In terms of which herbicide(s) to use at either of these timings, it is advisable to select active ingredients which weren’t used at the pre-emergence timing.

It is also important to select products based on their efficacy versus the weeds being targeted: some weeds will have successfully emerged despite the application of pre-emergence herbicides, so it may be necessary to use a contact herbicide as well as a product which will be taken up via the root system.


Towering over weeds

In terms of specific products, Tower’s three-way combination of chlorotoluron (250g/l), diflufenican (40g/l) and pendimethalin (300g/l) makes it ideally suited to the post-emergence timing: in trials its early post-emergence activity is equal to its impressive pre-emergence performance. 

This is, in large, due to its unique ingredient, chlorotoluron, which is taken up by foliage and roots.
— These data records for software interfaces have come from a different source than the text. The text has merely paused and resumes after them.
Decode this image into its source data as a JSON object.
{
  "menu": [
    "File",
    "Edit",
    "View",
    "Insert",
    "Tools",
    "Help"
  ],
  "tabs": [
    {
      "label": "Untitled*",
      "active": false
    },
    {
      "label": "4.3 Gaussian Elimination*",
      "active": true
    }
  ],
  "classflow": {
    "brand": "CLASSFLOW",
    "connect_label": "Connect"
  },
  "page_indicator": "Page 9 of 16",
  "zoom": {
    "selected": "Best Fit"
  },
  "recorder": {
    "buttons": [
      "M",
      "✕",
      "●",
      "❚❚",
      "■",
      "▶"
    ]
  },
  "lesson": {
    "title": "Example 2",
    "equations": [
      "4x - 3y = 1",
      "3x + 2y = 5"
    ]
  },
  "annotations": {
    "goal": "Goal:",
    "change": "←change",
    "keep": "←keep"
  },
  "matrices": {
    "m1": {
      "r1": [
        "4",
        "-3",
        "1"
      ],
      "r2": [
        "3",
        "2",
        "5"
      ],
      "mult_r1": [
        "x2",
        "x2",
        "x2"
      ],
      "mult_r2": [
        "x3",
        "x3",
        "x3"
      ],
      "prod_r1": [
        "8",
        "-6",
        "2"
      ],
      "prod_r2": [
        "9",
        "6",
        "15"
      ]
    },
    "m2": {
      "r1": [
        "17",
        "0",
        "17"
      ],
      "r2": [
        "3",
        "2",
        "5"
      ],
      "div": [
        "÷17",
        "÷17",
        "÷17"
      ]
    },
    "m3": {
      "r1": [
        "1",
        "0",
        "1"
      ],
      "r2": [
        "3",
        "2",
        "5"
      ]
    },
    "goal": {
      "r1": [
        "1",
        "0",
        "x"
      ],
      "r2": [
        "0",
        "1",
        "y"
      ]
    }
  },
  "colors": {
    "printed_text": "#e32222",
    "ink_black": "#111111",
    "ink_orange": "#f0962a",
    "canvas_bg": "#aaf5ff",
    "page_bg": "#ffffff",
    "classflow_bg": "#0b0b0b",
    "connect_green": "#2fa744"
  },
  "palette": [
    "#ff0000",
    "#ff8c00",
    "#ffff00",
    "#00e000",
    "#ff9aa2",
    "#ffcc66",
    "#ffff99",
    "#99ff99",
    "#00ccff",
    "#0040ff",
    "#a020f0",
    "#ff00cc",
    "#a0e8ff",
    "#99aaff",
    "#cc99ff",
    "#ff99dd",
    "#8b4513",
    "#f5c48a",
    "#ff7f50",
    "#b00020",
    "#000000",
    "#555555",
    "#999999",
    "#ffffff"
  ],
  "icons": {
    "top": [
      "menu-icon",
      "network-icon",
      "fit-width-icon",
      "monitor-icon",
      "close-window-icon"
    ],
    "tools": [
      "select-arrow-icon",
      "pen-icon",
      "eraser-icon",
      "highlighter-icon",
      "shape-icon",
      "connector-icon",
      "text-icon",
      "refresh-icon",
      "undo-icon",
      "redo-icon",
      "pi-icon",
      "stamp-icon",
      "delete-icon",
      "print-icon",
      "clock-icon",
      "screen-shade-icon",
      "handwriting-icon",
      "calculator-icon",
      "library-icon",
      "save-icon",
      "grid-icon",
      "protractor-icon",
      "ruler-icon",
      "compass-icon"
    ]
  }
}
Likewise, the pendimethalin contained within Tower also boasts some foliar absorption although its primary mode of action is via root uptake. Meanwhile, the diflufenican element within Tower provides additional efficacy via contact and residual activity.

At its full rate, Tower provides 600gai/ha of pendimethalin, allowing it to be used after a pre-emergence treatment of 1,320 gai/ha.


Sailing against the tide of later emerging weeds

An additional active ingredient in the form of prosulfocarb (as Topsail) will further enhance post-emergence weed control, with 3.0l/ha in wheat or 2.0l/ha in barley/rye giving good efficacy. An alternative fourth active to consider is flufenacet which, at 120gai/ha, has been proven to give valuable additional efficacy.


Singing in the rain

In circumstances where wet conditions continue to prevent any herbicide treatments from being applied until much later into the season (for example as late as February, the inclusion of Anthem (400 g/l pendimethalin) brings useful residual activity to programmes reliant on ALS herbicides such as Broadway Star and Atlantis. Anthem also offers the added advantage of having an SC formulation which gives higher efficacy against grass weeds compared to CS preparations of the same active ingredient.